While I’ve been living in Melbourne for over a year now, I still hadn’t gone on a Great Ocean Road day trip. When the opportunity to go to the 12 Apostles and surrounding national parks came up last weekend, I jumped at the chance. While the day started out looking quite overcast, it turned into some spectacular and dramatic weather for photography.
I met the tour at 8am at Flinders St and travelled down south towards the Great Ocean Road. The coastline of Victoria is one of the great marvels of Australia. It’s impossible to miss such a spectacular part of the world if you are visiting. I think one of the problems with us Aussies is that we often forget the wonderful things we have in our own backyard.

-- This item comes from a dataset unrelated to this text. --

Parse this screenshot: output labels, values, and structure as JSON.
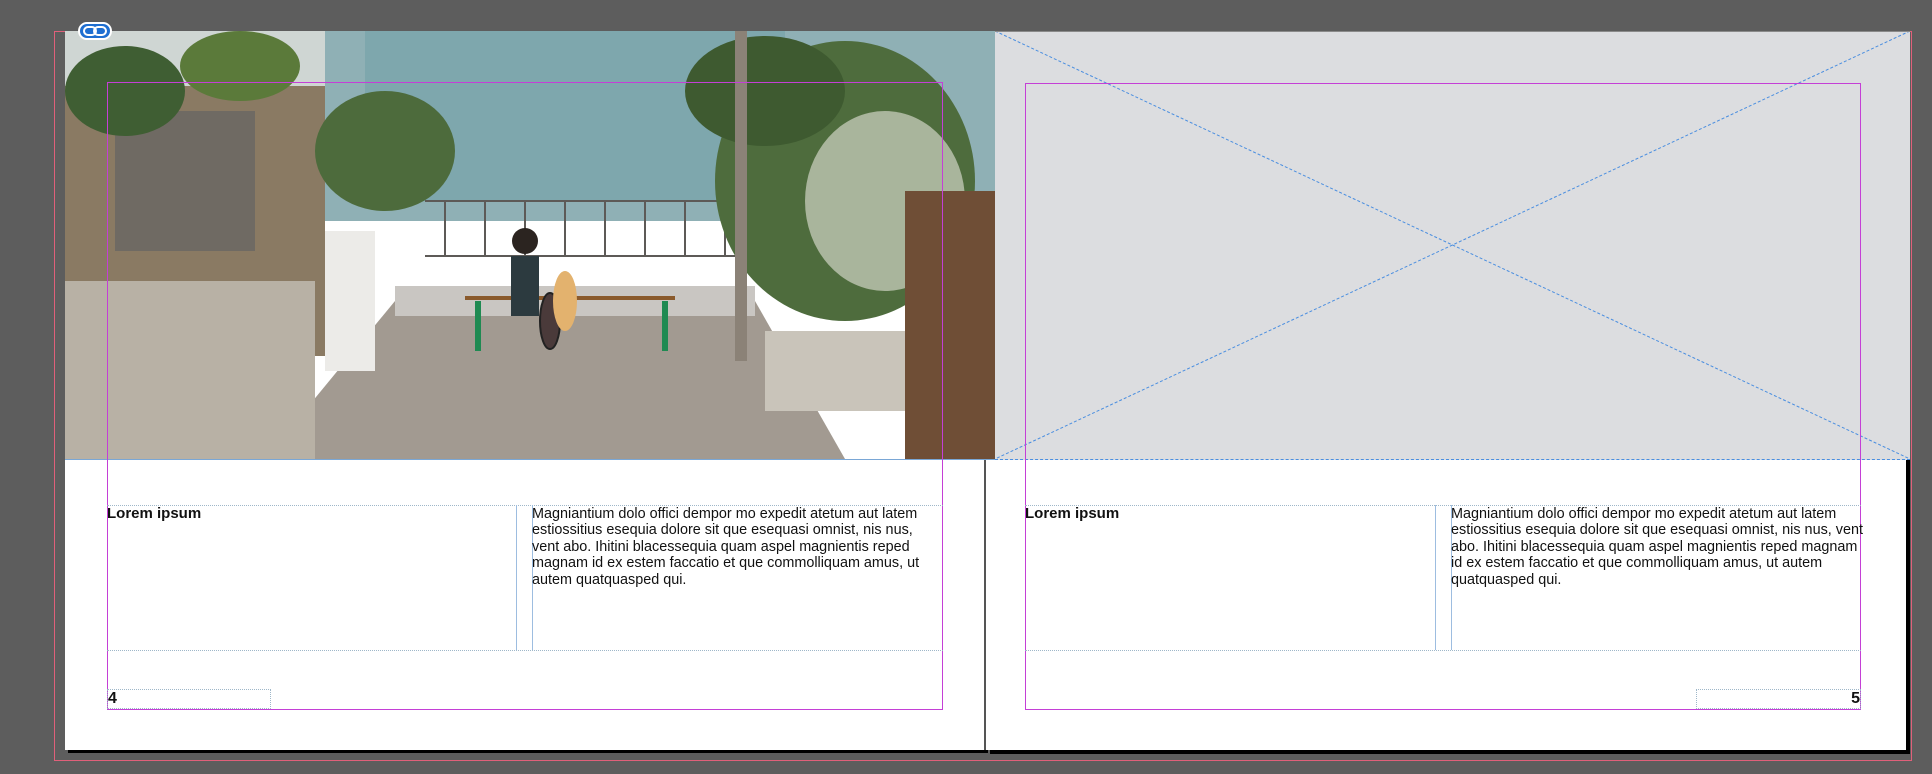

The tour stopped in at Lorne to have a quick look at the pier, where I got in some dramatic snaps of the encroaching storm over the pier. Several fishermen were out catching (or not catching) their fish for the day. From there we journeyed to Apollo Bay for lunch. White washed houses strode out on struts over the sloped hills. I sipped a beer in the sunshine waiting for some snags to cook.
The highlight of any trip to the Great Ocean Road is a view of the 12 Apostles, the well-known rock formation on the coast. While there’s only 8 Apostles left standing, the landmark still attracts record crowds on bus tours each day. It’s a challenge to get a different photo of a much-photographed destination, especially in the afternoon light, but I like to think my photo of the storm rolling in over the 12 Apostles is a little different from the usual pictures. I recently wrote a post on using camera filters, and I was inspired to get my graduated neutral density filter out for this trip, knowing there would probably be bright, overexposed skies. This photo wouldn’t have been possible without the strongest of my GND filters.

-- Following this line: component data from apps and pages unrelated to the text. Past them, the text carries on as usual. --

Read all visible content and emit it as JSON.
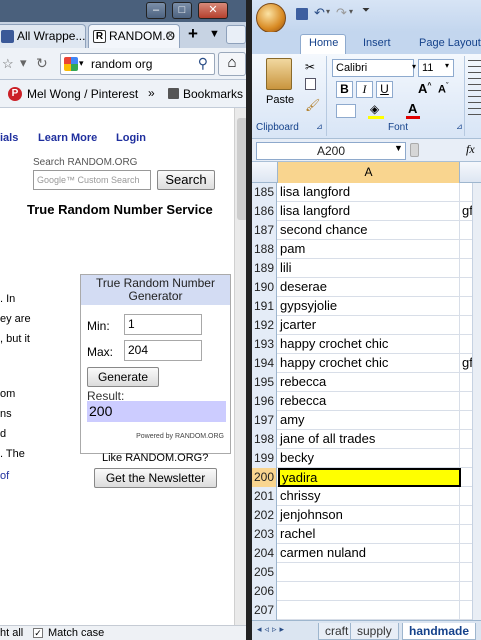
{
  "browser": {
    "tabs": [
      {
        "label": "All Wrappe..."
      },
      {
        "label": "RANDOM.O"
      }
    ],
    "url": "random org",
    "bookmarks": {
      "pinterest": "Mel Wong / Pinterest",
      "bookmarks": "Bookmarks"
    },
    "status": {
      "highlight": "ht all",
      "match_case": "Match case"
    }
  },
  "page": {
    "nav": {
      "partial": "ials",
      "learn_more": "Learn More",
      "login": "Login"
    },
    "search_label": "Search RANDOM.ORG",
    "search_placeholder": "Google™ Custom Search",
    "search_button": "Search",
    "heading": "True Random Number Service",
    "left_fragments": [
      ". In",
      "ey are",
      ", but it",
      "om",
      "ns",
      "d",
      ". The",
      "of"
    ],
    "generator": {
      "title": "True Random Number Generator",
      "min_label": "Min:",
      "min_value": "1",
      "max_label": "Max:",
      "max_value": "204",
      "generate_button": "Generate",
      "result_label": "Result:",
      "result_value": "200",
      "powered_by": "Powered by RANDOM.ORG"
    },
    "like_text": "Like RANDOM.ORG?",
    "newsletter_button": "Get the Newsletter"
  },
  "excel": {
    "ribbon_tabs": [
      "Home",
      "Insert",
      "Page Layout"
    ],
    "font_name": "Calibri",
    "font_size": "11",
    "groups": {
      "clipboard": "Clipboard",
      "font": "Font",
      "paste": "Paste"
    },
    "name_box": "A200",
    "formula_icon": "fx",
    "column_header": "A",
    "rows": [
      {
        "n": "185",
        "a": "lisa langford",
        "b": ""
      },
      {
        "n": "186",
        "a": "lisa langford",
        "b": "gfc"
      },
      {
        "n": "187",
        "a": "second chance",
        "b": ""
      },
      {
        "n": "188",
        "a": "pam",
        "b": ""
      },
      {
        "n": "189",
        "a": "lili",
        "b": ""
      },
      {
        "n": "190",
        "a": "deserae",
        "b": ""
      },
      {
        "n": "191",
        "a": "gypsyjolie",
        "b": ""
      },
      {
        "n": "192",
        "a": "jcarter",
        "b": ""
      },
      {
        "n": "193",
        "a": "happy crochet chic",
        "b": ""
      },
      {
        "n": "194",
        "a": "happy crochet chic",
        "b": "gfc"
      },
      {
        "n": "195",
        "a": "rebecca",
        "b": ""
      },
      {
        "n": "196",
        "a": "rebecca",
        "b": ""
      },
      {
        "n": "197",
        "a": "amy",
        "b": ""
      },
      {
        "n": "198",
        "a": "jane of all trades",
        "b": ""
      },
      {
        "n": "199",
        "a": "becky",
        "b": ""
      },
      {
        "n": "200",
        "a": "yadira",
        "b": ""
      },
      {
        "n": "201",
        "a": "chrissy",
        "b": ""
      },
      {
        "n": "202",
        "a": "jenjohnson",
        "b": ""
      },
      {
        "n": "203",
        "a": "rachel",
        "b": ""
      },
      {
        "n": "204",
        "a": "carmen nuland",
        "b": ""
      },
      {
        "n": "205",
        "a": "",
        "b": ""
      },
      {
        "n": "206",
        "a": "",
        "b": ""
      },
      {
        "n": "207",
        "a": "",
        "b": ""
      }
    ],
    "selected_row": "200",
    "sheet_tabs": [
      "craft",
      "supply",
      "handmade"
    ],
    "active_sheet": "handmade"
  }
}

The last stop on the trip was to Loch Ard Gorge, where pure water washes up between two walls of rock. What’s notable about the gorge is the stunning cave and stalactite formations at the rear of the gorge walls. Loch Ard Gorge is part of Port Campbell National Park and is named after the Loch Ard ship, which ran aground nearby.

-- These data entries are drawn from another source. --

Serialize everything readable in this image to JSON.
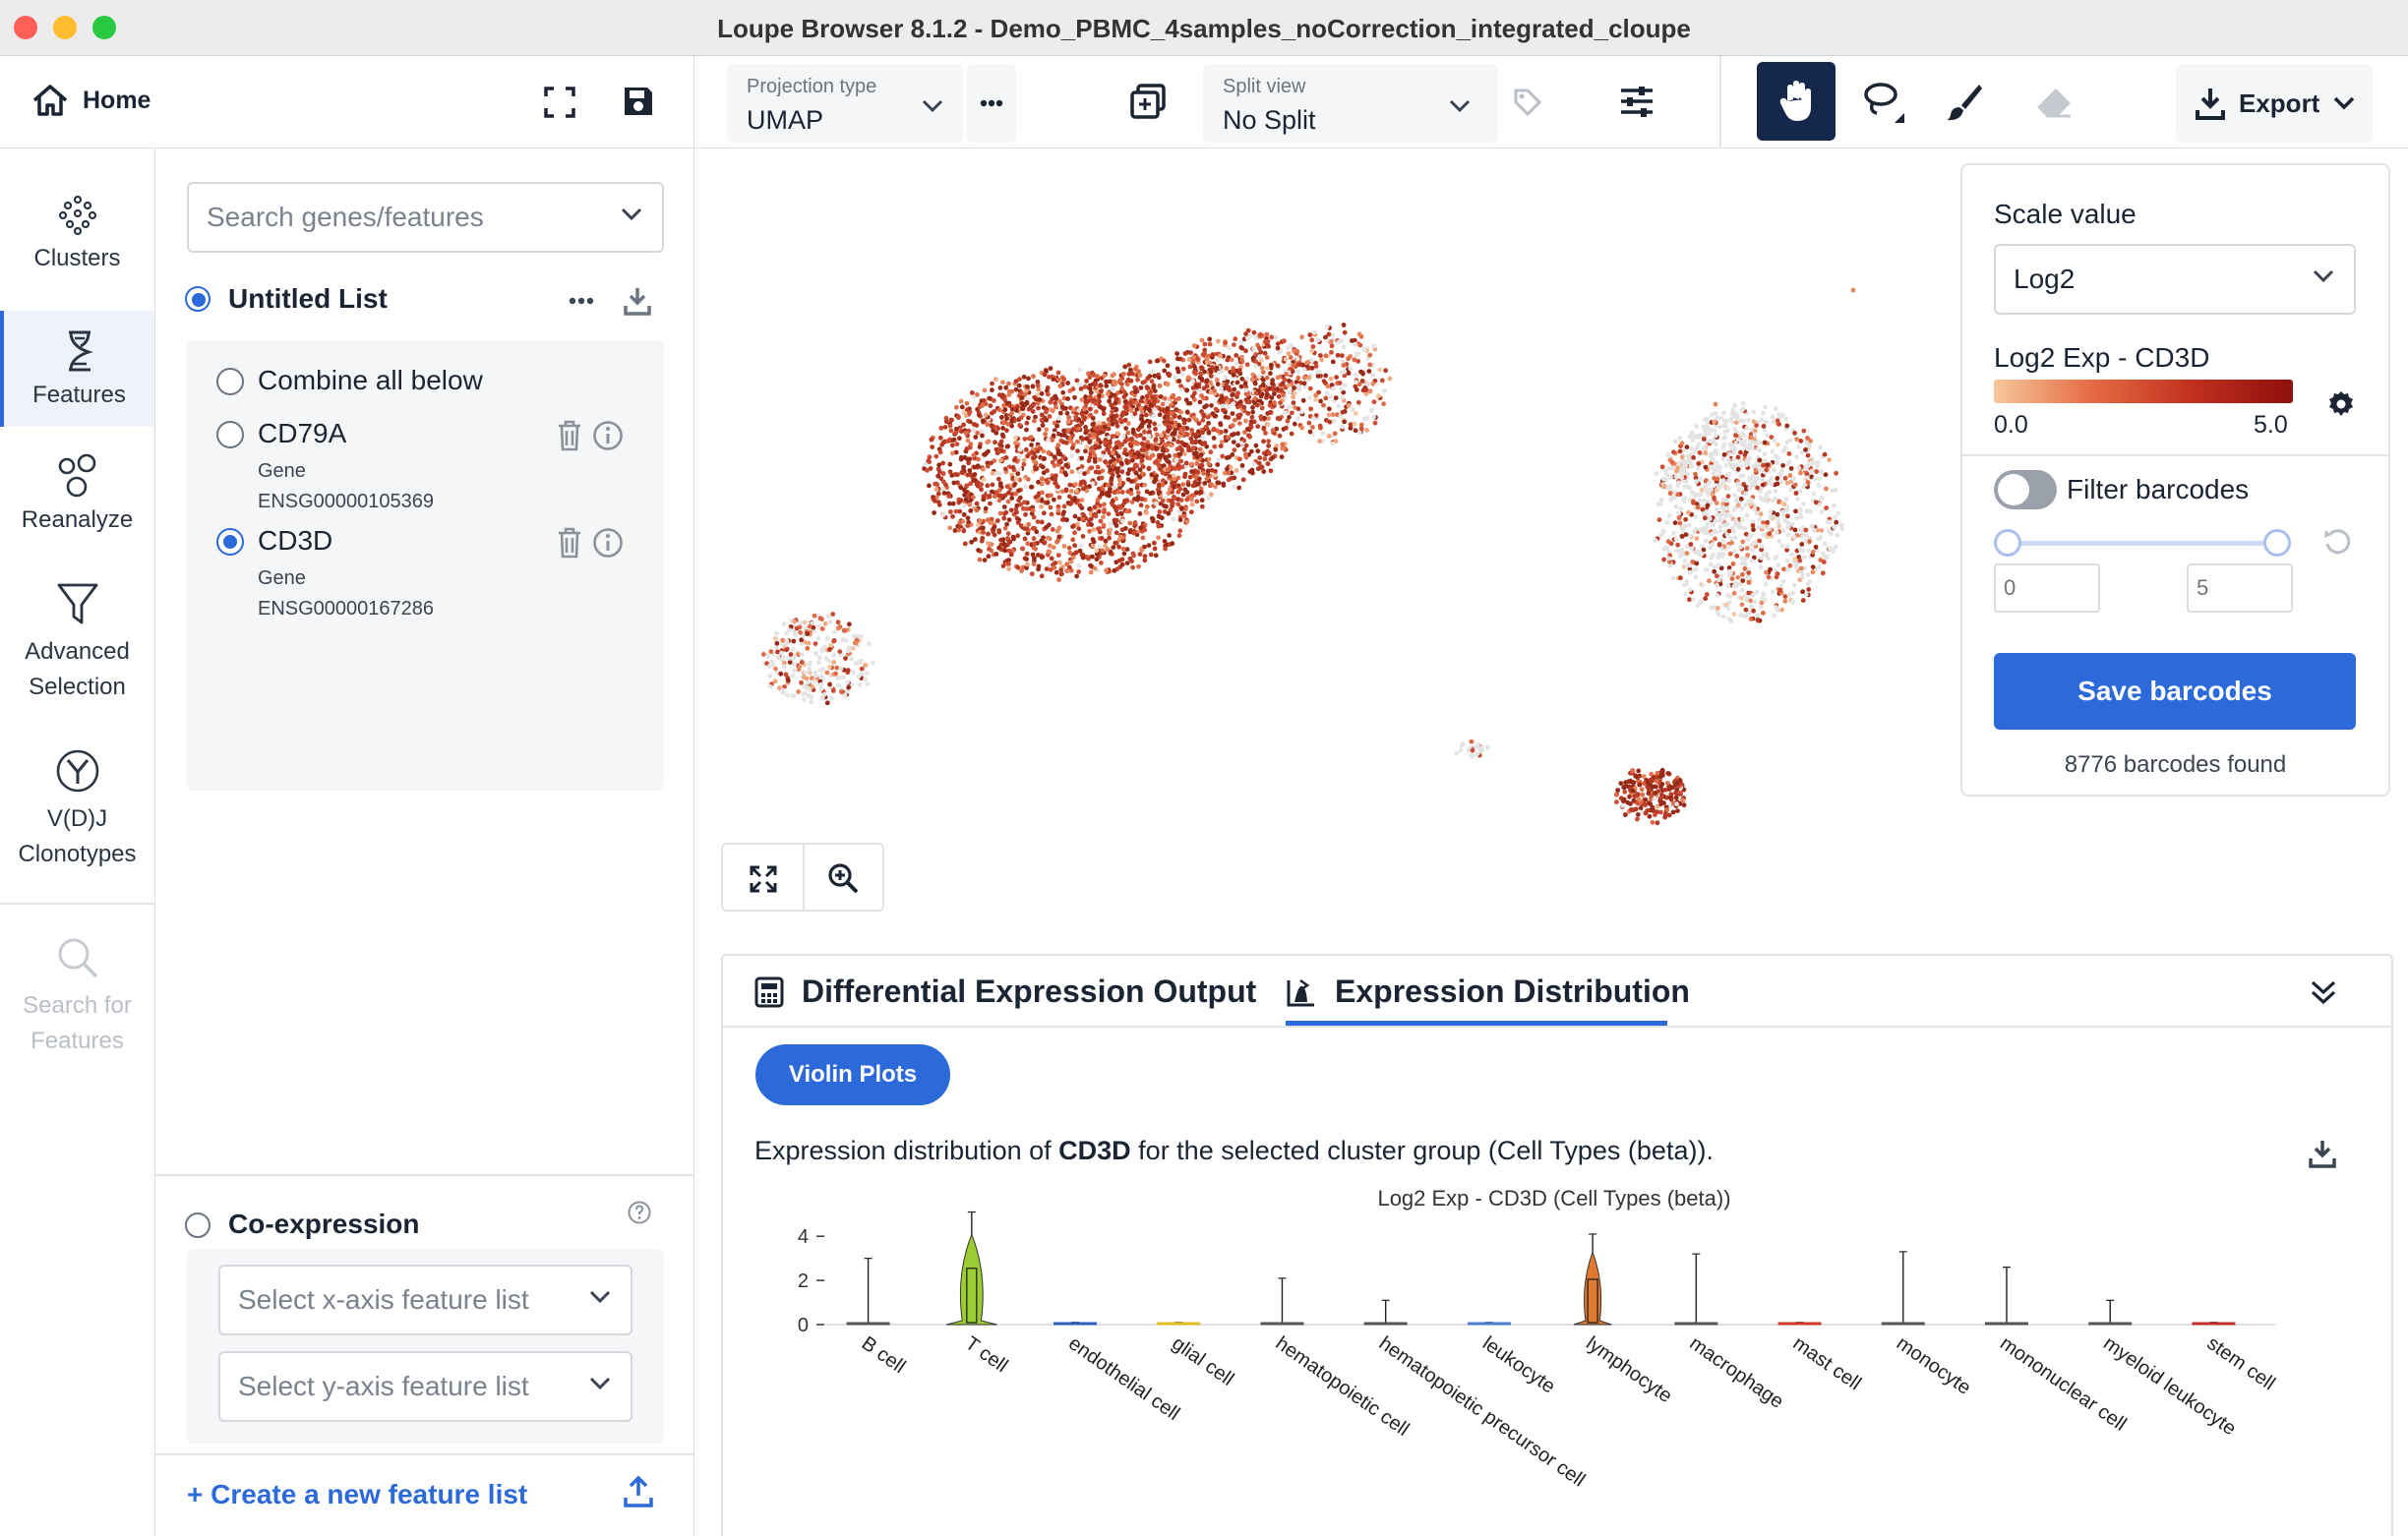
{
  "window": {
    "title": "Loupe Browser 8.1.2 - Demo_PBMC_4samples_noCorrection_integrated_cloupe"
  },
  "home": {
    "label": "Home"
  },
  "toolbar": {
    "projection": {
      "label": "Projection type",
      "value": "UMAP"
    },
    "split": {
      "label": "Split view",
      "value": "No Split"
    },
    "export_label": "Export"
  },
  "sidebar": {
    "items": [
      {
        "id": "clusters",
        "label": "Clusters"
      },
      {
        "id": "features",
        "label": "Features"
      },
      {
        "id": "reanalyze",
        "label": "Reanalyze"
      },
      {
        "id": "advanced",
        "label": "Advanced Selection"
      },
      {
        "id": "vdj",
        "label": "V(D)J Clonotypes"
      },
      {
        "id": "search",
        "label": "Search for Features"
      }
    ]
  },
  "features_panel": {
    "search_placeholder": "Search genes/features",
    "list_title": "Untitled List",
    "combine_label": "Combine all below",
    "genes": [
      {
        "name": "CD79A",
        "type": "Gene",
        "id": "ENSG00000105369",
        "selected": false
      },
      {
        "name": "CD3D",
        "type": "Gene",
        "id": "ENSG00000167286",
        "selected": true
      }
    ],
    "coexpression": {
      "title": "Co-expression",
      "x_placeholder": "Select x-axis feature list",
      "y_placeholder": "Select y-axis feature list"
    },
    "create_label": "+ Create a new feature list"
  },
  "scale_card": {
    "title": "Scale value",
    "scale_value": "Log2",
    "legend_title": "Log2 Exp - CD3D",
    "min_label": "0.0",
    "max_label": "5.0",
    "filter_label": "Filter barcodes",
    "range_min_placeholder": "0",
    "range_max_placeholder": "5",
    "save_label": "Save barcodes",
    "found_label": "8776 barcodes found",
    "gradient_start": "#f6c79b",
    "gradient_end": "#8e0f0b"
  },
  "bottom_panel": {
    "tab_de": "Differential Expression Output",
    "tab_ed": "Expression Distribution",
    "violin_button": "Violin Plots",
    "description_prefix": "Expression distribution of ",
    "description_gene": "CD3D",
    "description_suffix": " for the selected cluster group (Cell Types (beta)).",
    "accent": "#2c6ad9"
  },
  "chart_data": {
    "type": "violin",
    "title": "Log2 Exp - CD3D (Cell Types (beta))",
    "xlabel": "",
    "ylabel": "",
    "ylim": [
      0,
      5
    ],
    "yticks": [
      0,
      2,
      4
    ],
    "categories": [
      "B cell",
      "T cell",
      "endothelial cell",
      "glial cell",
      "hematopoietic cell",
      "hematopoietic precursor cell",
      "leukocyte",
      "lymphocyte",
      "macrophage",
      "mast cell",
      "monocyte",
      "mononuclear cell",
      "myeloid leukocyte",
      "stem cell"
    ],
    "max_values": [
      3.0,
      5.1,
      0.1,
      0.1,
      2.1,
      1.1,
      0.1,
      4.1,
      3.2,
      0.1,
      3.3,
      2.6,
      1.1,
      0.1
    ],
    "colors": [
      "#555555",
      "#9acd32",
      "#2f5fbf",
      "#e0c020",
      "#555555",
      "#555555",
      "#4a7fd0",
      "#e07a30",
      "#555555",
      "#d03a2a",
      "#555555",
      "#555555",
      "#555555",
      "#c0302a"
    ]
  }
}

I have plans next year to walk the Great Ocean Road, because it looks like it would be a cracker of a hike.